Making Your Home a Ministry Center
for your family and for others
God designed the home to be the heart of ministry. It is to be a place of worship, learning, health, hospitality, and productivity for each member of the family and a base for reaching out to others in the community. When these aspects of the home are cultivated, it becomes a vibrant hub of life and outreach, attracting neighbors and friends who are looking for living demonstrations of successful Christians.
The first responsibilities in the home are to meet the needs of the family members, nurturing a safe environment that is filled with righteousness, peace, and joy. As the family members grow and develop within the home, they are able to reach out in ministry to their friends, church, and community.
One of the most traditionally valued environments is the home. Men go to war to fight for hearth and home, but sadly, many nations perish when the vision of the home is lost. Today, many American homes have become centers for sleeping, entertaining, and snacking because we’ve lost the vision for the power of the home place.
A home becomes a ministry center as parents intentionally seek to recover and rebuild God’s purposes for the home. The following five aspects of the home can be developed as a ministry to family members and others.
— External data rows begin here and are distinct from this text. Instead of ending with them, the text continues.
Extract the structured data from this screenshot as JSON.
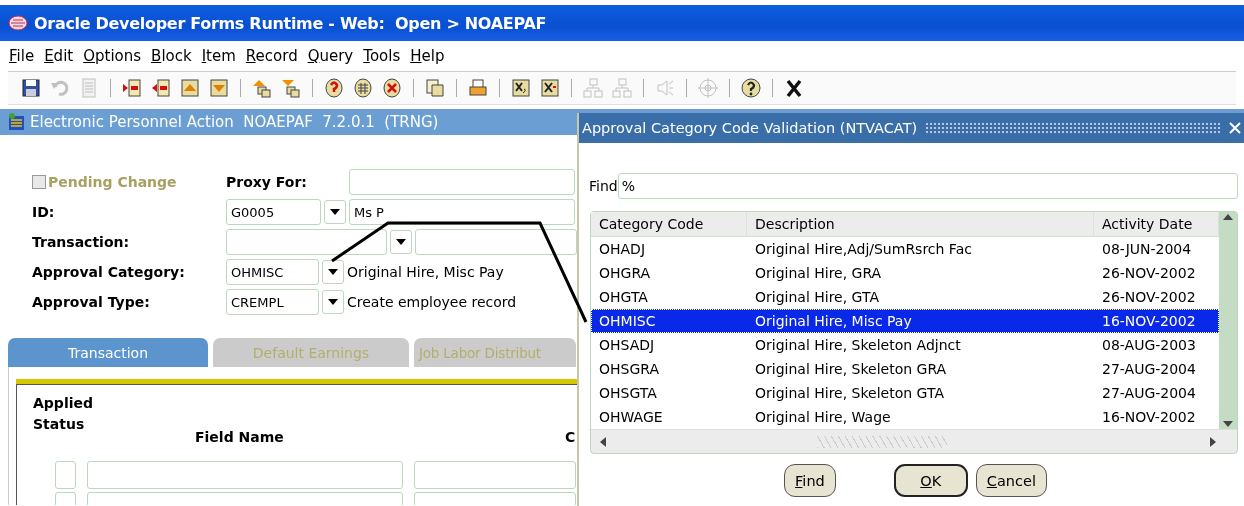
{
  "window": {
    "title": "Oracle Developer Forms Runtime - Web:  Open > NOAEPAF"
  },
  "menu": [
    "File",
    "Edit",
    "Options",
    "Block",
    "Item",
    "Record",
    "Query",
    "Tools",
    "Help"
  ],
  "toolbar": [
    [
      {
        "kind": "save",
        "disabled": false
      },
      {
        "kind": "undo",
        "disabled": true
      },
      {
        "kind": "document",
        "disabled": true
      }
    ],
    [
      {
        "kind": "insert",
        "disabled": false
      },
      {
        "kind": "remove",
        "disabled": false
      },
      {
        "kind": "up",
        "disabled": false
      },
      {
        "kind": "down",
        "disabled": false
      }
    ],
    [
      {
        "kind": "enter-query",
        "disabled": false
      },
      {
        "kind": "execute-query",
        "disabled": false
      }
    ],
    [
      {
        "kind": "db-help",
        "disabled": false
      },
      {
        "kind": "db-table",
        "disabled": false
      },
      {
        "kind": "db-delete",
        "disabled": false
      }
    ],
    [
      {
        "kind": "copy",
        "disabled": false
      }
    ],
    [
      {
        "kind": "print",
        "disabled": false
      }
    ],
    [
      {
        "kind": "xs",
        "disabled": false
      },
      {
        "kind": "x-doc",
        "disabled": false
      }
    ],
    [
      {
        "kind": "tree",
        "disabled": true
      },
      {
        "kind": "tree",
        "disabled": true
      }
    ],
    [
      {
        "kind": "speaker",
        "disabled": true
      }
    ],
    [
      {
        "kind": "target",
        "disabled": true
      }
    ],
    [
      {
        "kind": "help",
        "disabled": false
      }
    ],
    [
      {
        "kind": "exit",
        "disabled": false
      }
    ]
  ],
  "form": {
    "title": "Electronic Personnel Action  NOAEPAF  7.2.0.1  (TRNG)",
    "pending_change": {
      "label": "Pending Change",
      "checked": false,
      "disabled": true
    },
    "proxy_for": {
      "label": "Proxy For:"
    },
    "fields": [
      {
        "kind": "boxed",
        "label": "ID:",
        "code": "G0005",
        "description": "Ms P"
      },
      {
        "kind": "wide",
        "label": "Transaction:"
      },
      {
        "kind": "plain",
        "label": "Approval Category:",
        "code": "OHMISC",
        "description": "Original Hire, Misc Pay"
      },
      {
        "kind": "plain",
        "label": "Approval Type:",
        "code": "CREMPL",
        "description": "Create employee record"
      }
    ],
    "tabs": [
      {
        "label": "Transaction",
        "selected": true
      },
      {
        "label": "Default Earnings",
        "selected": false
      },
      {
        "label": "Job Labor Distribut",
        "selected": false
      }
    ],
    "columns": [
      "Applied Status",
      "Field Name",
      "C"
    ]
  },
  "dialog": {
    "title": "Approval Category Code Validation (NTVACAT)",
    "find": {
      "label": "Find",
      "value": "%"
    },
    "columns": [
      "Category Code",
      "Description",
      "Activity Date"
    ],
    "rows": [
      {
        "code": "OHADJ",
        "description": "Original Hire,Adj/SumRsrch Fac",
        "date": "08-JUN-2004",
        "selected": false
      },
      {
        "code": "OHGRA",
        "description": "Original Hire, GRA",
        "date": "26-NOV-2002",
        "selected": false
      },
      {
        "code": "OHGTA",
        "description": "Original Hire, GTA",
        "date": "26-NOV-2002",
        "selected": false
      },
      {
        "code": "OHMISC",
        "description": "Original Hire, Misc Pay",
        "date": "16-NOV-2002",
        "selected": true
      },
      {
        "code": "OHSADJ",
        "description": "Original Hire, Skeleton Adjnct",
        "date": "08-AUG-2003",
        "selected": false
      },
      {
        "code": "OHSGRA",
        "description": "Original Hire, Skeleton GRA",
        "date": "27-AUG-2004",
        "selected": false
      },
      {
        "code": "OHSGTA",
        "description": "Original Hire, Skeleton GTA",
        "date": "27-AUG-2004",
        "selected": false
      },
      {
        "code": "OHWAGE",
        "description": "Original Hire, Wage",
        "date": "16-NOV-2002",
        "selected": false
      }
    ],
    "buttons": [
      {
        "label": "Find",
        "default": false
      },
      {
        "label": "OK",
        "default": true
      },
      {
        "label": "Cancel",
        "default": false
      }
    ]
  }
}
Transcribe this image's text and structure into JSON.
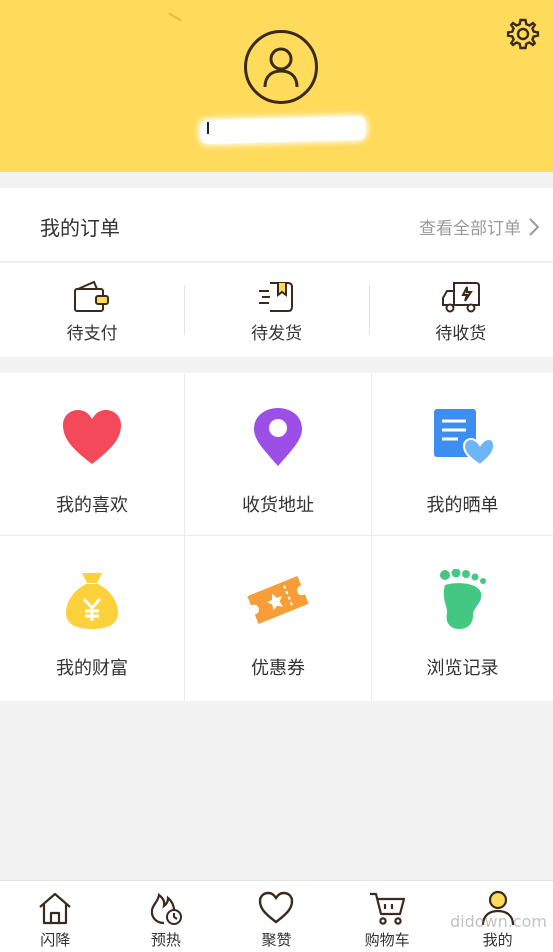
{
  "orders": {
    "title": "我的订单",
    "view_all": "查看全部订单",
    "items": [
      {
        "label": "待支付",
        "icon": "wallet-icon"
      },
      {
        "label": "待发货",
        "icon": "ship-box-icon"
      },
      {
        "label": "待收货",
        "icon": "delivery-truck-icon"
      }
    ]
  },
  "features": [
    {
      "label": "我的喜欢",
      "icon": "heart-icon",
      "color": "#f4495b"
    },
    {
      "label": "收货地址",
      "icon": "location-pin-icon",
      "color": "#9b4fe6"
    },
    {
      "label": "我的晒单",
      "icon": "document-heart-icon",
      "color": "#3d8ef0"
    },
    {
      "label": "我的财富",
      "icon": "money-bag-icon",
      "color": "#fdd13c"
    },
    {
      "label": "优惠券",
      "icon": "coupon-icon",
      "color": "#f89e38"
    },
    {
      "label": "浏览记录",
      "icon": "footprint-icon",
      "color": "#43c783"
    }
  ],
  "tabbar": [
    {
      "label": "闪降",
      "icon": "home-icon"
    },
    {
      "label": "预热",
      "icon": "flame-clock-icon"
    },
    {
      "label": "聚赞",
      "icon": "heart-outline-icon"
    },
    {
      "label": "购物车",
      "icon": "cart-icon"
    },
    {
      "label": "我的",
      "icon": "user-icon",
      "active": true
    }
  ],
  "watermark": "didown.com",
  "colors": {
    "header_bg": "#fedb5a",
    "icon_dark": "#3a2a1e"
  }
}
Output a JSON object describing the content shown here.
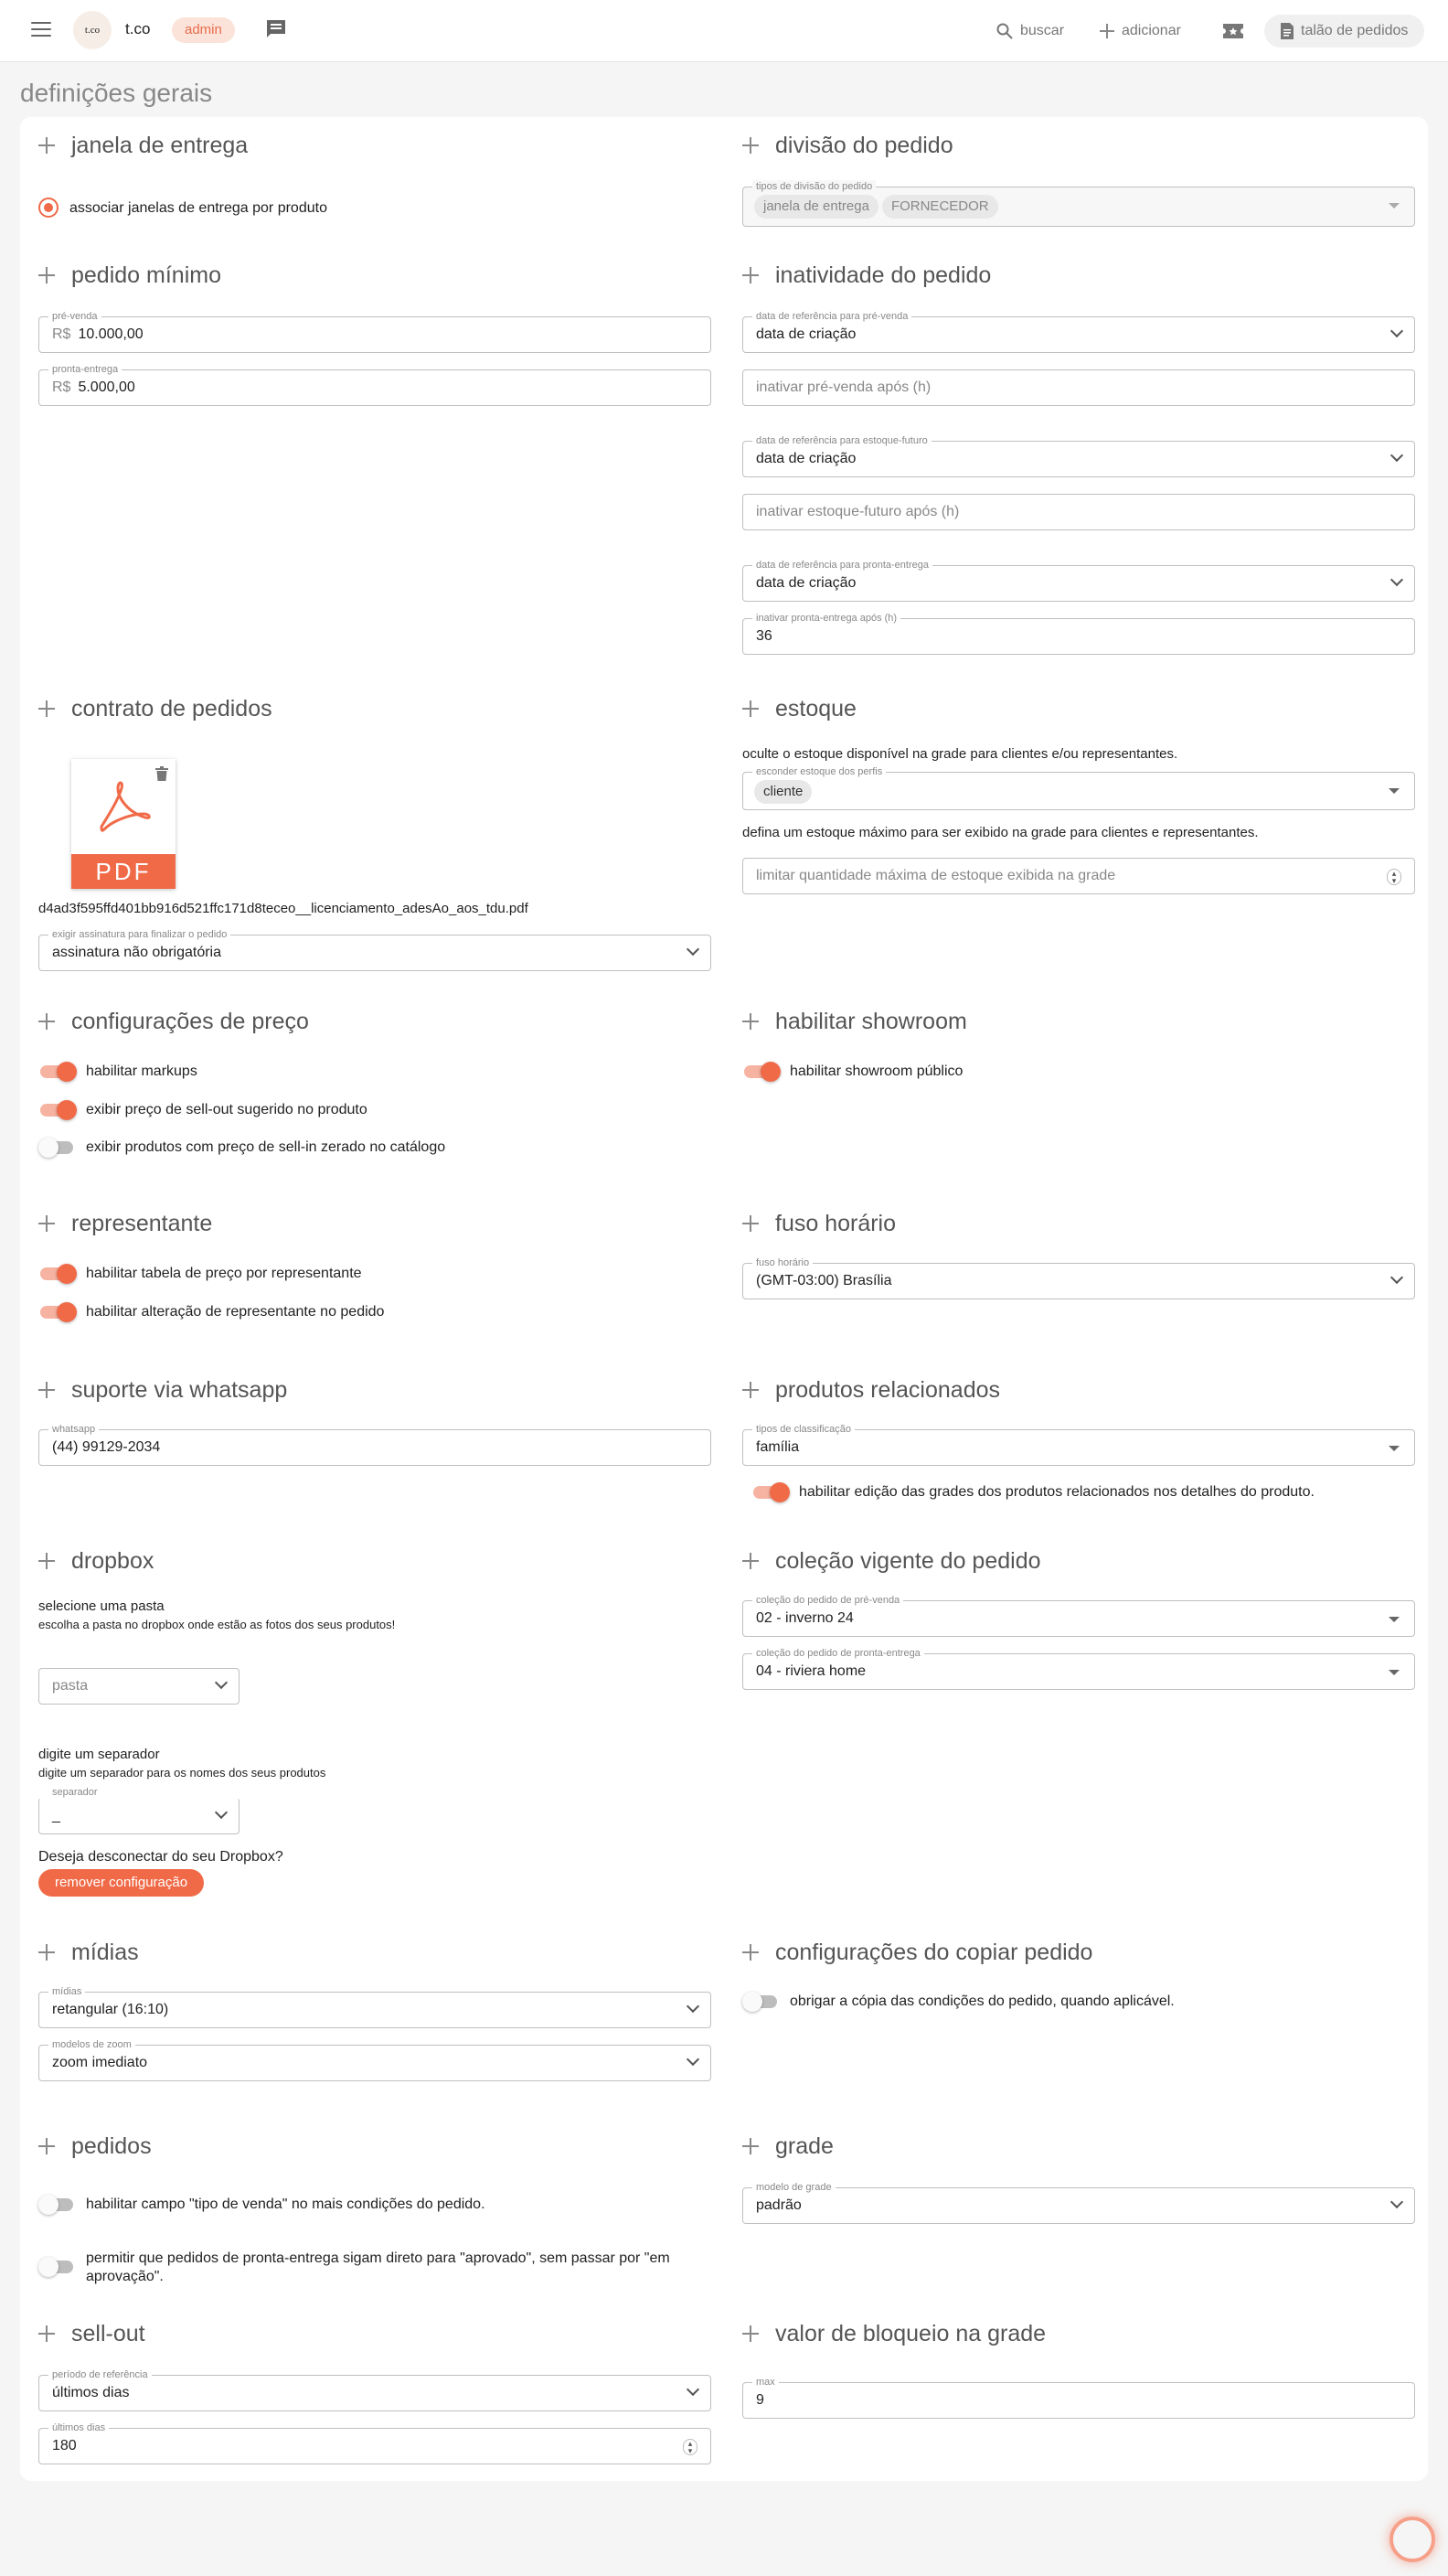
{
  "topbar": {
    "brand": "t.co",
    "logo_text": "t.co",
    "admin": "admin",
    "search": "buscar",
    "add": "adicionar",
    "talao": "talão de pedidos"
  },
  "page_title": "definições gerais",
  "janela": {
    "title": "janela de entrega",
    "radio_label": "associar janelas de entrega por produto"
  },
  "divisao": {
    "title": "divisão do pedido",
    "field_label": "tipos de divisão do pedido",
    "chips": [
      "janela de entrega",
      "FORNECEDOR"
    ]
  },
  "pedido_minimo": {
    "title": "pedido mínimo",
    "prevenda_label": "pré-venda",
    "prefix": "R$",
    "prevenda_value": "10.000,00",
    "pronta_label": "pronta-entrega",
    "pronta_value": "5.000,00"
  },
  "inatividade": {
    "title": "inatividade do pedido",
    "ref_prevenda_label": "data de referência para pré-venda",
    "ref_prevenda_value": "data de criação",
    "inativar_prevenda_ph": "inativar pré-venda após (h)",
    "ref_estoque_label": "data de referência para estoque-futuro",
    "ref_estoque_value": "data de criação",
    "inativar_estoque_ph": "inativar estoque-futuro após (h)",
    "ref_pronta_label": "data de referência para pronta-entrega",
    "ref_pronta_value": "data de criação",
    "inativar_pronta_label": "inativar pronta-entrega após (h)",
    "inativar_pronta_value": "36"
  },
  "contrato": {
    "title": "contrato de pedidos",
    "pdf_label": "PDF",
    "filename": "d4ad3f595ffd401bb916d521ffc171d8teceo__licenciamento_adesAo_aos_tdu.pdf",
    "assinatura_label": "exigir assinatura para finalizar o pedido",
    "assinatura_value": "assinatura não obrigatória"
  },
  "estoque": {
    "title": "estoque",
    "desc1": "oculte o estoque disponível na grade para clientes e/ou representantes.",
    "esconder_label": "esconder estoque dos perfis",
    "chip": "cliente",
    "desc2": "defina um estoque máximo para ser exibido na grade para clientes e representantes.",
    "limitar_ph": "limitar quantidade máxima de estoque exibida na grade"
  },
  "preco": {
    "title": "configurações de preço",
    "items": [
      "habilitar markups",
      "exibir preço de sell-out sugerido no produto",
      "exibir produtos com preço de sell-in zerado no catálogo"
    ]
  },
  "showroom": {
    "title": "habilitar showroom",
    "item": "habilitar showroom público"
  },
  "representante": {
    "title": "representante",
    "items": [
      "habilitar tabela de preço por representante",
      "habilitar alteração de representante no pedido"
    ]
  },
  "fuso": {
    "title": "fuso horário",
    "label": "fuso horário",
    "value": "(GMT-03:00) Brasília"
  },
  "whatsapp": {
    "title": "suporte via whatsapp",
    "label": "whatsapp",
    "value": "(44) 99129-2034"
  },
  "relacionados": {
    "title": "produtos relacionados",
    "label": "tipos de classificação",
    "value": "família",
    "toggle": "habilitar edição das grades dos produtos relacionados nos detalhes do produto."
  },
  "dropbox": {
    "title": "dropbox",
    "pasta_title": "selecione uma pasta",
    "pasta_desc": "escolha a pasta no dropbox onde estão as fotos dos seus produtos!",
    "pasta_ph": "pasta",
    "sep_title": "digite um separador",
    "sep_desc": "digite um separador para os nomes dos seus produtos",
    "sep_label": "separador",
    "sep_value": "_",
    "disconnect": "Deseja desconectar do seu Dropbox?",
    "remove": "remover configuração"
  },
  "colecao": {
    "title": "coleção vigente do pedido",
    "prevenda_label": "coleção do pedido de pré-venda",
    "prevenda_value": "02 - inverno 24",
    "pronta_label": "coleção do pedido de pronta-entrega",
    "pronta_value": "04 - riviera home"
  },
  "midias": {
    "title": "mídias",
    "midias_label": "mídias",
    "midias_value": "retangular (16:10)",
    "zoom_label": "modelos de zoom",
    "zoom_value": "zoom imediato"
  },
  "copiar": {
    "title": "configurações do copiar pedido",
    "item": "obrigar a cópia das condições do pedido, quando aplicável."
  },
  "pedidos": {
    "title": "pedidos",
    "item1": "habilitar campo \"tipo de venda\" no mais condições do pedido.",
    "item2": "permitir que pedidos de pronta-entrega sigam direto para \"aprovado\", sem passar por \"em aprovação\"."
  },
  "grade": {
    "title": "grade",
    "label": "modelo de grade",
    "value": "padrão"
  },
  "sellout": {
    "title": "sell-out",
    "periodo_label": "período de referência",
    "periodo_value": "últimos dias",
    "dias_label": "últimos dias",
    "dias_value": "180"
  },
  "bloqueio": {
    "title": "valor de bloqueio na grade",
    "label": "max",
    "value": "9"
  }
}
- A Worship Center
- Provide for the spiritual needs of your family members through times of worship, instruction, and fellowship with one another. Take time for Bible study, prayer, and discussion, in order to grow together in learning more about God and living a life that is honoring to Him. Fathers and mothers must work together to make times of family worship a priority in the home and a reality in daily life.
- A Learning Center
- God has given parents the responsibility to oversee their children’s education, and much learning takes place at home from the earliest age. Your home should be a protected place where your children learn what is wholesome, pure, and good.
- As you go about daily tasks, share with your children the concepts of life and faith. (See Deuteronomy 6:5–9.) Make your mealtimes meaningful by taking time to talk about the day and share what you are learning and facing together. Remove harmful materials and substances from your home to create an atmosphere of purity and truth.
- A Health Center
- Create a healthful atmosphere in your home by building a lifestyle of preventative health choices through nutritious meals, proper exercise and rest, eliminating clutter, and learning to resolve root problems such as guilt and bitterness. Incorporating healthful disciplines in your own home will give you a foundation from which to share the concepts of good health with others.
- A Hospitality Center
- God calls us to be “given to hospitality” (Romans 12:13), and to watch for opportunities to serve others and do good to them. Hospitality begins within the family as you value each family member and nurture an environment where they feel secure in sharing their hearts and dreams with the family.
- Prepare for hospitality with wise planning and organization, and be ready to share what God has given you with those in need. Minister to others by offering friendship, encouragement, counsel, and refreshment in an atmosphere where they will be blessed and uplifted in spirit.
- A Productivity Center
- Use home skills and products to meet the needs of your family and others. Home industries can grow into businesses as you provide services or products that others are looking for, such as lawn care, home-baked goods, music ministry, and more.
- Find ways to practically meet needs of others, and show love and care through the items you create and the services you provide. Through your efforts, cultivate the motives of generosity and responsibility in your children.
A dynamic home will unite grandparents, parents, and children and it will produce sons and daughters who are mighty in God’s Spirit and prepared to effectively fulfill each of their God-given responsibilities. Such homes will make a significant impact on our churches, communities, courts, businesses, health care, education, nation, and the world.
This material is developed from notes by Chris Hogan and the Advanced Seminar Textbook, pages 22–45.